The Russians, by the way, agree, but they’re not going to say so right now.
China, let us remember, has lifted its aluminum production from 2.8 million tonnes at the start of the century to 31.6 million tonnes in 2016. Last year’s tally represented around 54 percent of the global total.
It’s a remarkable grab of a global supply chain.
And one, industry executives outside China believe, that has been based on what Canada’s Simard calls “a plethora of market distortions”.
The previous Obama administration also agreed, which is why its parting trade shot was a complaint about China’s alleged aluminum subsidies to the World Trade Organization.
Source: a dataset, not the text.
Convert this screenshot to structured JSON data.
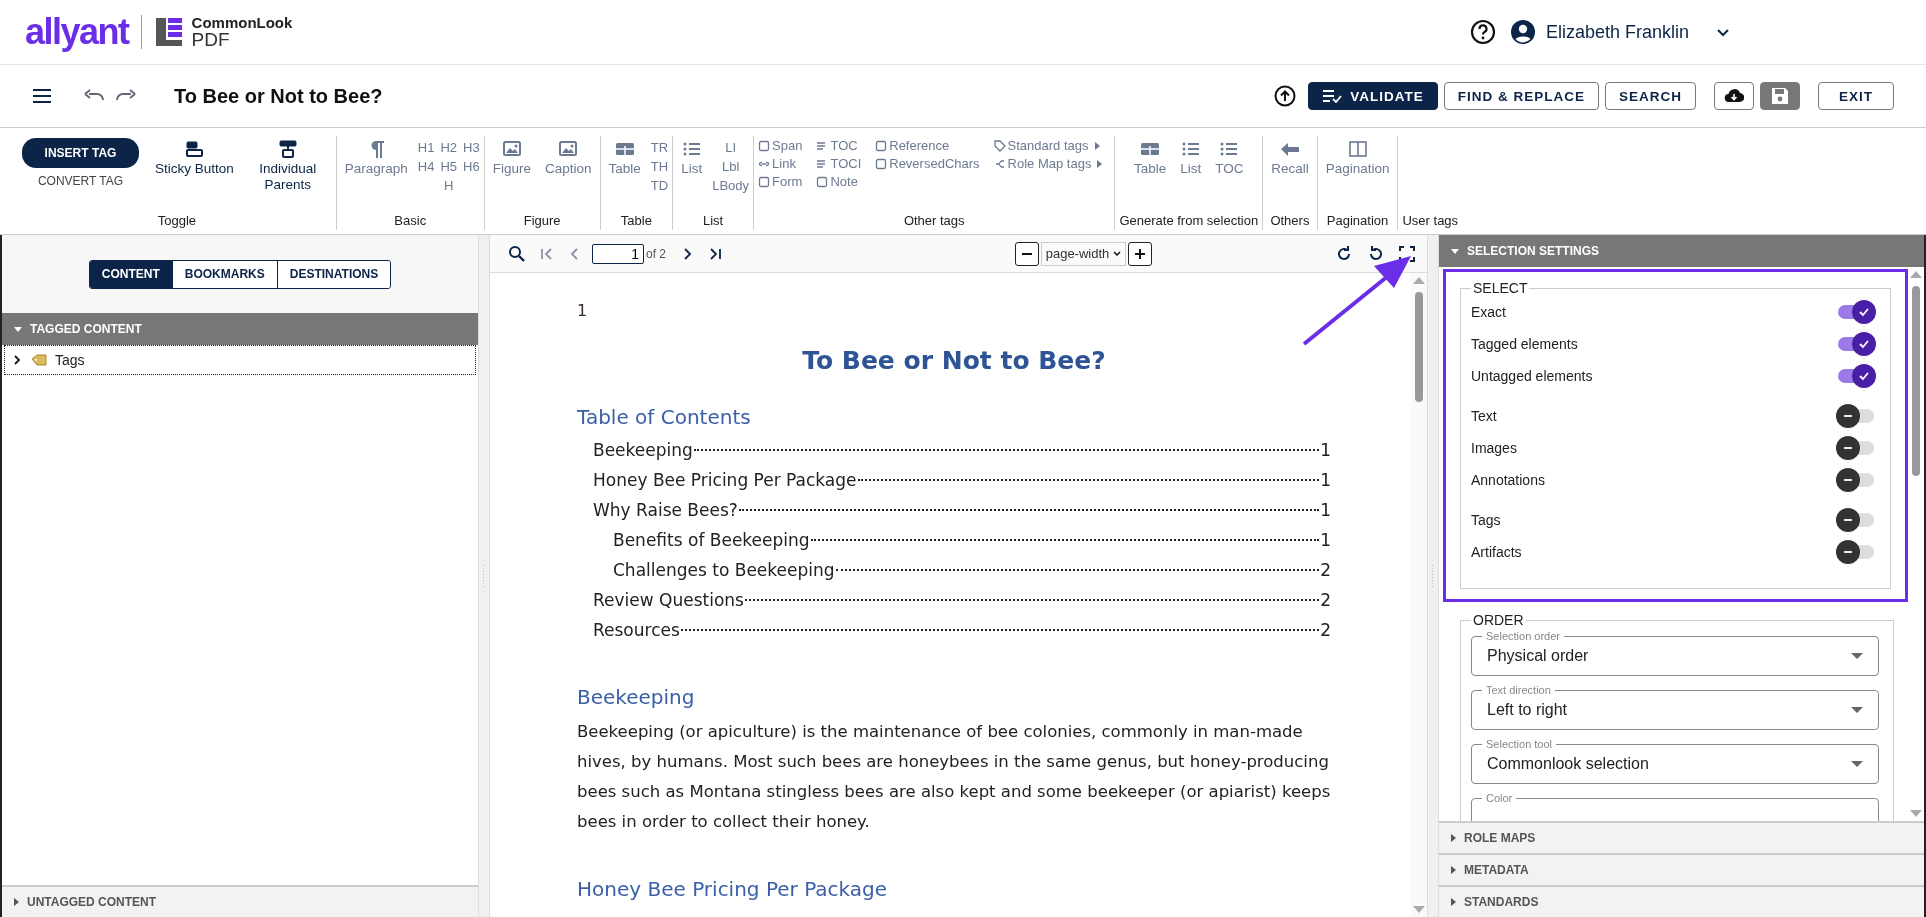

The WTO calls for bilateral talks. The aluminum associations are pushing Chinese overcapacity onto the agenda of the G20 countries for multi-party talks. Steel is already there.
“Ultimately,” notes Heidi Brock, head of the U.S. Aluminum Association, “our view is that the best solution for the U.S. aluminum industry and the jobs it supports would be a negotiated agreement with China that results in measurable reductions in Chinese aluminum capacity and/or growth.”
The pressure for China to engage with the rest of the world about its aluminum sector is becoming irresistible.
Talks will take time, though.
The Section 232 process is a fast one, requiring the secretary of commerce to report to the president within 270 days from the start of the investigation.
This secretary of commerce may not take that long.
And this administration looks minded to start shooting first and talk later.
Just as long as everyone’s agreed on where the guns are aiming, right?
(This version of the story corrects name to Rio Tinto Aluminium from Rio Tinto Alcan in paragraph 14).
Editing by Dale Hudson